USA Today on 07/08/2018 by Mike Feibus, Special for USA Today
As many as one in four Americans are afraid of needles. That’s led a handful of start-ups to develop alternatives to hypodermic syringes.
This would be good news for health care: While needles provide an effective tool for vaccinations and treatments that the stomach’s digestive juices would neutralize if taken orally, needle phobia keeps many from getting the care they need.
From a purely clinical perspective, at least 10 percent of us exhibit a physiological response to syringes, like fainting. But surveys indicate that the number of needle-averse among us is closer to one in four. In 2001, a Gallup survey pegged the fear of “needles and getting shots” at 21 percent, making it the sixth most prevalent fear in the country, just behind “spiders and insects.” A survey by Harris Interactive for Target in 2012, for example, revealed that 23 percent polled forego a flu shot because they’re afraid of needles.

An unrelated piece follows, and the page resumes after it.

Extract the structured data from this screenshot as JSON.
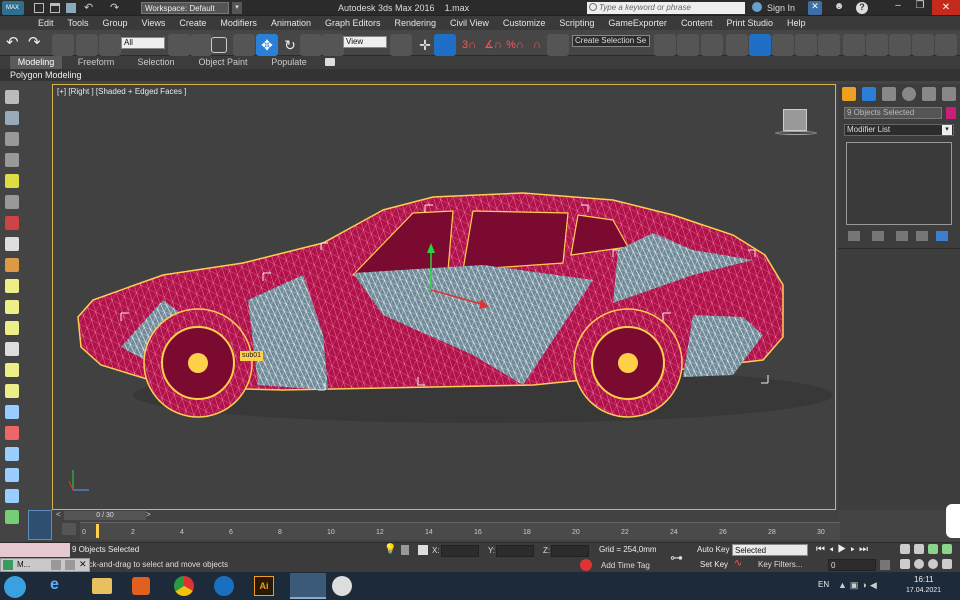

Failed startup Theranos targeted needle phobia to attract hundreds of millions of dollars in investment for needle-free blood-drawing technology. The company’s spectacular rise and fall hasn’t dampened prospects for the drug delivery market, which is forecast to top $14 billion by 2024, according to Grand View Research. Getting the quarter of Americans who avoid treatment because of needles could have an alternative benefit: making a dent in the country’s $3.3 trillion healthcare bill as well.